### Problem description
I need the number of lines in the data that include "icon"; reply with that number alone.

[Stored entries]
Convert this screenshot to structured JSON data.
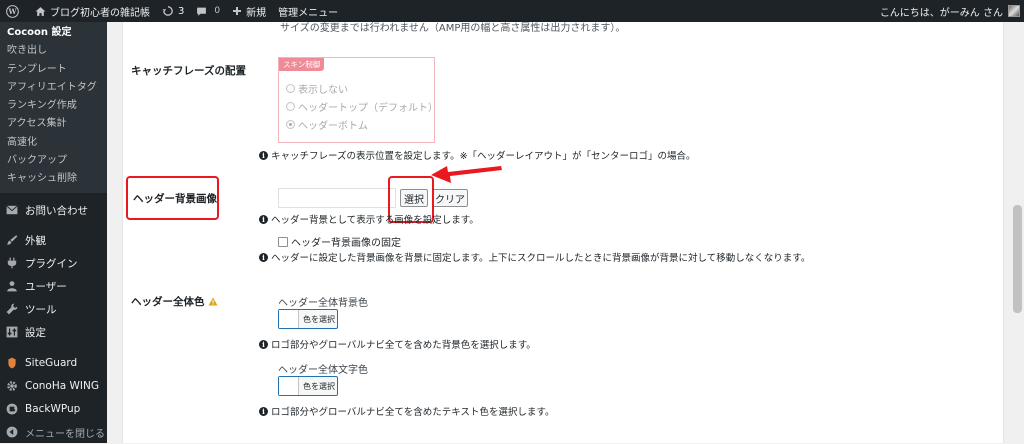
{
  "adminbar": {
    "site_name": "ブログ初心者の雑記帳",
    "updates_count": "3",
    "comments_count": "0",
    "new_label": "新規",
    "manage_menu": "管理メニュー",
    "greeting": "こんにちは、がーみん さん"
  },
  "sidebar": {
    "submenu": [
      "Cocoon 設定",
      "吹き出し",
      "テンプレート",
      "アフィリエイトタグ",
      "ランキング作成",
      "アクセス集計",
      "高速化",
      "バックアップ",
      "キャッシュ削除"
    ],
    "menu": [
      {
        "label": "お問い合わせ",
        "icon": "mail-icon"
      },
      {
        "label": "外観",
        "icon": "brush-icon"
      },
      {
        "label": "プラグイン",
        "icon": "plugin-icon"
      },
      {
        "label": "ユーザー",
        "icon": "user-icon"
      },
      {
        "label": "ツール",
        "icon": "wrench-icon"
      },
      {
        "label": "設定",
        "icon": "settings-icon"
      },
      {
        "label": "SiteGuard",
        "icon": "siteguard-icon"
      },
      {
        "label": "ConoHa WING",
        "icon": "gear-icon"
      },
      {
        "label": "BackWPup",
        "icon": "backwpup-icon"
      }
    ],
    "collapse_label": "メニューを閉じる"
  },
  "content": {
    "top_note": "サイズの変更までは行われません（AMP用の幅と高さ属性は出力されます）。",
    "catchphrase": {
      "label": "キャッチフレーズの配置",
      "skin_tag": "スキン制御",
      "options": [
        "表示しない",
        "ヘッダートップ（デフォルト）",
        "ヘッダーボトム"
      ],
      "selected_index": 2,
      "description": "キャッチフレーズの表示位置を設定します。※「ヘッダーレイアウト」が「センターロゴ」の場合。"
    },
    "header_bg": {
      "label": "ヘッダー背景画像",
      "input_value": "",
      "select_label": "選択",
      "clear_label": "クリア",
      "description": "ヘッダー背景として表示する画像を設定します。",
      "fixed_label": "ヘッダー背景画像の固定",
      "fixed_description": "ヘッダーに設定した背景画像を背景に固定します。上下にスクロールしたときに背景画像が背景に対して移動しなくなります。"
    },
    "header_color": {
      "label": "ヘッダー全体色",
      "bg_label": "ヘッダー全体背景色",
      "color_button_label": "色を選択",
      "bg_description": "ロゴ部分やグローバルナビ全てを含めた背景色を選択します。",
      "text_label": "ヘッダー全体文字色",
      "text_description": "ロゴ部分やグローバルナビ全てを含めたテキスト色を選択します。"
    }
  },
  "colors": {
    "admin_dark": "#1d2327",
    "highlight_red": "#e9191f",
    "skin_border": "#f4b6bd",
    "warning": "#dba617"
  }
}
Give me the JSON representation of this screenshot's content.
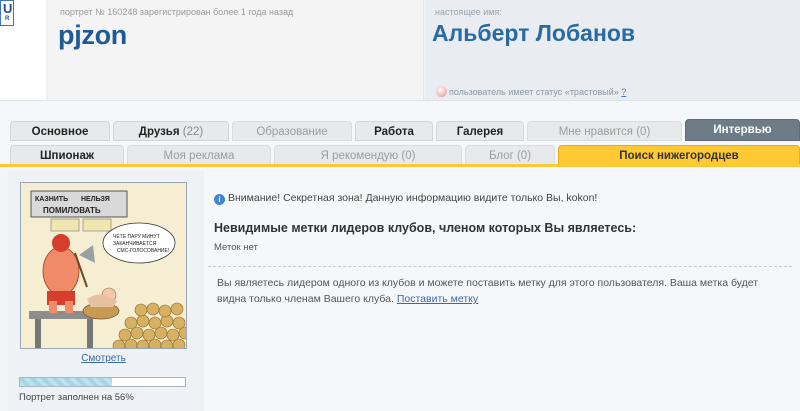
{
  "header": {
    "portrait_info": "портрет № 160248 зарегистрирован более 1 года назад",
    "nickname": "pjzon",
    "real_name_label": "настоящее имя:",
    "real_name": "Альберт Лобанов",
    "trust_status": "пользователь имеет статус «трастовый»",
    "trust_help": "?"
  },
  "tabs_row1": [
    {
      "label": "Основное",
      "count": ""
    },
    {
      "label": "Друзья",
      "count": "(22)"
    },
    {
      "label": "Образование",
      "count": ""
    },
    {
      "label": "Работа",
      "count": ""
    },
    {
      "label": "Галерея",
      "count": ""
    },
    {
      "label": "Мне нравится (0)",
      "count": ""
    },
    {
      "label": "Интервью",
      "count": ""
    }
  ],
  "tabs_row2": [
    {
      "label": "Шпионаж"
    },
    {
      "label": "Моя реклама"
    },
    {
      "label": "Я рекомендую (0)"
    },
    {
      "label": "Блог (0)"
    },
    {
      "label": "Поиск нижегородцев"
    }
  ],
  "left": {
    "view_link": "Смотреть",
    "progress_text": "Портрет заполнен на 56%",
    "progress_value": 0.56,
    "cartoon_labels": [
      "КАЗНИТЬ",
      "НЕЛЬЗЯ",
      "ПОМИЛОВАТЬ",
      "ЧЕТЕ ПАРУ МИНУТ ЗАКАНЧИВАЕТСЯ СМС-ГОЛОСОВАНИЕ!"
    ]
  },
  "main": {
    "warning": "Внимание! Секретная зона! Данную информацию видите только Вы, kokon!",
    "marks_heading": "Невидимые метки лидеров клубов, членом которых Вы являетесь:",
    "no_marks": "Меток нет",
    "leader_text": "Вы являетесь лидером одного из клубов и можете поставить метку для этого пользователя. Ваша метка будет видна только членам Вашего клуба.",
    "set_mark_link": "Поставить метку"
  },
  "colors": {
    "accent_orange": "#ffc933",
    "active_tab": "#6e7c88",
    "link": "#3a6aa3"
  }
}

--

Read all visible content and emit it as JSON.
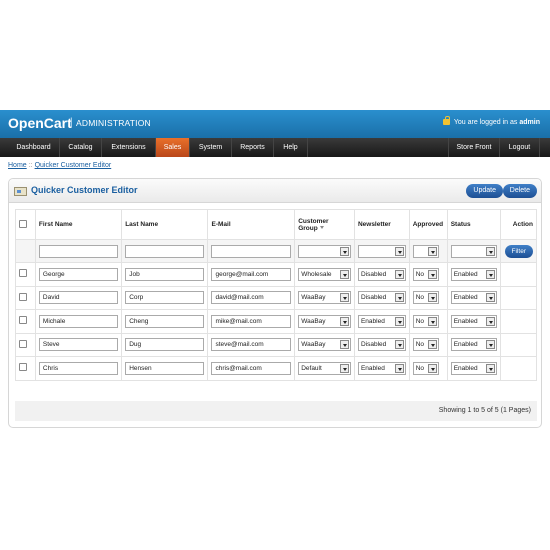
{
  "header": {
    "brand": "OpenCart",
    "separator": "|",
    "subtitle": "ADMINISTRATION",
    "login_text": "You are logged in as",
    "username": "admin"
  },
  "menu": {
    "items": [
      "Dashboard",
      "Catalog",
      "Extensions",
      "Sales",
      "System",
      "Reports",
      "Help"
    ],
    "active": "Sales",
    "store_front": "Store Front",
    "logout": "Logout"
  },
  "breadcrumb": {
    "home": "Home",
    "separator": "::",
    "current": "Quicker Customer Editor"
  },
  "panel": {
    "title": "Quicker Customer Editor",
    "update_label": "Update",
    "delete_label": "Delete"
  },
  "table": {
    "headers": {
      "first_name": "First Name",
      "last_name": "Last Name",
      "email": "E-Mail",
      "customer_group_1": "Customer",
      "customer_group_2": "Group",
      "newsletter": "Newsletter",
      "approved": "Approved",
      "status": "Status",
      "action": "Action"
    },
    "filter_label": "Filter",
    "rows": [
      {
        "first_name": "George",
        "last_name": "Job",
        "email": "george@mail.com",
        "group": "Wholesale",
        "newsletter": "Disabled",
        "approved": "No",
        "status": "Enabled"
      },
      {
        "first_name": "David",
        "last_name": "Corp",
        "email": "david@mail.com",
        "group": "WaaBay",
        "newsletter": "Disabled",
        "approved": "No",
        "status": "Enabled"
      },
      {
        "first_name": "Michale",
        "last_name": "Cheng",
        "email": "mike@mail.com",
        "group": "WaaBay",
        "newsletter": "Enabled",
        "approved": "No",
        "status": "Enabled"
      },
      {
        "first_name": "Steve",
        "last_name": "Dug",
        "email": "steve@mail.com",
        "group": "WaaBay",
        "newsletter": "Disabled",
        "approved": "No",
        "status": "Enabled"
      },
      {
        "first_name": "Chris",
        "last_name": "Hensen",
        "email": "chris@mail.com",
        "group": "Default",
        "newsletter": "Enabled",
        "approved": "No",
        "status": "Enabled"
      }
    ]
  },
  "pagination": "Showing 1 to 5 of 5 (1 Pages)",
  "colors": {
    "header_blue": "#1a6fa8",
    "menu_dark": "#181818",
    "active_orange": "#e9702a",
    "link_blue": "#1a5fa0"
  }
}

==

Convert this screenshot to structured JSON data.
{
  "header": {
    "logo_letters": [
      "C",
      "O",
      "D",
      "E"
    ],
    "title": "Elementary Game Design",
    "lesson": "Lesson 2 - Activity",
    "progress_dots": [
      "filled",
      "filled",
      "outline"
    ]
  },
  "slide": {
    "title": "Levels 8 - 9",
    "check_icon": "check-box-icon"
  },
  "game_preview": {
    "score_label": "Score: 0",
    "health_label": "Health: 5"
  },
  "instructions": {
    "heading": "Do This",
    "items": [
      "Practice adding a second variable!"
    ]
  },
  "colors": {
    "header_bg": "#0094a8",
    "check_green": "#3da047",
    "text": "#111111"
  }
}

### Your response
10